The first game, "MASK I", was a vertically-viewed 2D game in which the player controls the Thunderhawk vehicle. The premise of the game is that VENOM have propelled Boulder Hill into a time vortex, and the player must rescue the other members of the MASK team by collecting and re-assembling parts of a scan key which then directs the player to the location of the missing personnel. The game received mostly favorable reviews in the computer game press of the time, although it was noted by some that the tie-in to the franchise was quite tenuous and only the graphics, rather than the storyline and gameplay, connected it to the M.A.S.K. franchise.
The second game, "MASK II", also released in 1987, was a 2D horizontal scrolling shoot-em-up. The game featured many more of the MASK vehicles, and included a selection process in which the player must choose which vehicles to use before the game begins.
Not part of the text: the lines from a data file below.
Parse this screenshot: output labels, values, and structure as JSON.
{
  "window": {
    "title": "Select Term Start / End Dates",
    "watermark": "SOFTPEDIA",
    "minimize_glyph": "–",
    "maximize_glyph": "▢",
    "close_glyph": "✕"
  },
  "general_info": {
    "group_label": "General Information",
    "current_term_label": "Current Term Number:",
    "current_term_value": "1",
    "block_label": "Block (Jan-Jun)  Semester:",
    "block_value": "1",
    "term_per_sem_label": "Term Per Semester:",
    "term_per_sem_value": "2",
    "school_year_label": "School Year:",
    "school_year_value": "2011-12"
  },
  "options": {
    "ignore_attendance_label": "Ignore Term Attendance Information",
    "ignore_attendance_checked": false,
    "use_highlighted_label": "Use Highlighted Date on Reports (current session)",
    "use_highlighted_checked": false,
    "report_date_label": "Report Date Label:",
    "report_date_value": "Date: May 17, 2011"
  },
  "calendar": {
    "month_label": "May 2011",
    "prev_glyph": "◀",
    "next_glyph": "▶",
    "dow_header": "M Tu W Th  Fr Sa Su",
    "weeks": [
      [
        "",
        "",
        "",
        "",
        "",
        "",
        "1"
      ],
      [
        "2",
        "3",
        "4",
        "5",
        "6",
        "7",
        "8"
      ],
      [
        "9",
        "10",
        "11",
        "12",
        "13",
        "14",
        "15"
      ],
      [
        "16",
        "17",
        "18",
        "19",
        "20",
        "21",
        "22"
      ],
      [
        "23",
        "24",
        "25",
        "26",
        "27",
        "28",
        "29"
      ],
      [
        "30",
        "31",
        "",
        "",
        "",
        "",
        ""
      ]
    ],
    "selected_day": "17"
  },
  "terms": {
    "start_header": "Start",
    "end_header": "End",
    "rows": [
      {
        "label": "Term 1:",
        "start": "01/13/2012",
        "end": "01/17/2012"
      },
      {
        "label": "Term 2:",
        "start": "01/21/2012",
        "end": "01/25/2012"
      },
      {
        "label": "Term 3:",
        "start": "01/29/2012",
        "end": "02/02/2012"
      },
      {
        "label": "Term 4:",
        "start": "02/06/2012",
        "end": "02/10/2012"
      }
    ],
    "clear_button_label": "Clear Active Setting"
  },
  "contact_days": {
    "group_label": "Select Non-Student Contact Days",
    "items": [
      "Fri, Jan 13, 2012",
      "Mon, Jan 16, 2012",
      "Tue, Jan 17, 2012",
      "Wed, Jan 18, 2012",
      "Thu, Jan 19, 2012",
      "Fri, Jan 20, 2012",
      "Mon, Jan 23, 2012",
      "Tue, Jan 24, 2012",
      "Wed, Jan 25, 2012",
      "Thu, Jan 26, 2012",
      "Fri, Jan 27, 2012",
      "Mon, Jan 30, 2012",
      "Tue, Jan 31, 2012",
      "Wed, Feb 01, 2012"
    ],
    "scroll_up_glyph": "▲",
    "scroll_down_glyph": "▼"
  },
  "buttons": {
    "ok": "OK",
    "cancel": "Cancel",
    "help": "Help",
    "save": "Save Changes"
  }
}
Only one vehicle could be controlled at a time but these could be quickly interchanged. Again, the game was received favorably in the press, noting that it was a better tie-in to the franchise than the first because it featured more of the vehicles.
The final game in the trilogy "MASK III - Venom Strikes Back" was released in 1988 and was a 2D horizontal shoot-em-up. The premise of the game is that VENOM have kidnapped Scott Trakker and are holding him on the moon. The player controls Matt Trakker (unrecognizable in a space suit with helmet) through a series of static screen featuring platform puzzles and obstacles which must be overcome using the powers of the various masks. The player can hold up to four masks at a time, but can only use the power of one at a time. The masks can also be exchanged at certain points in the game. This game received the best reviews of the trilogy, despite the deviation from the franchise's storyline and style.
Following the success of the M.A.S.K. property, DC Comics picked up the rights and produced a 4-part mini series of comics in 1986-87. This was soon followed by a regular series of comics that lasted nine issues. Two M.A.S.K. Annual comics were produced as well, one in 1986 and one in 1987.
These DC Comics were reprinted in the UK in Fleetway's M.A.S.K. weekly comic magazine, which later included brand new adventures produced by British writers and artists. This weekly title lasted 80 issues before merging with the second incarnation of Eagle, with the M.A.S.K. strip carrying over into its new home.
M.A.S.K. was named the 99th best animated series by IGN. They called it one of the most popular cartoon/toy marketing franchises of the eighties, and that it took many of the strengths of GI Joe and Transformers while taking few of its flaws.
Several episodes of the series were released by Kideo Video on VHS in the 1980s, with two episodes per tape. The "racing season" of the series would be distributed by Tempest Video. Several episodes were also released under the label M.A.S.K The Movie, and M.A.S.K The Movie II. No true direct-to-video or theatrical M.A.S.K movie was ever made.
M.A.S.K. episodes have been released on DVD in three languages.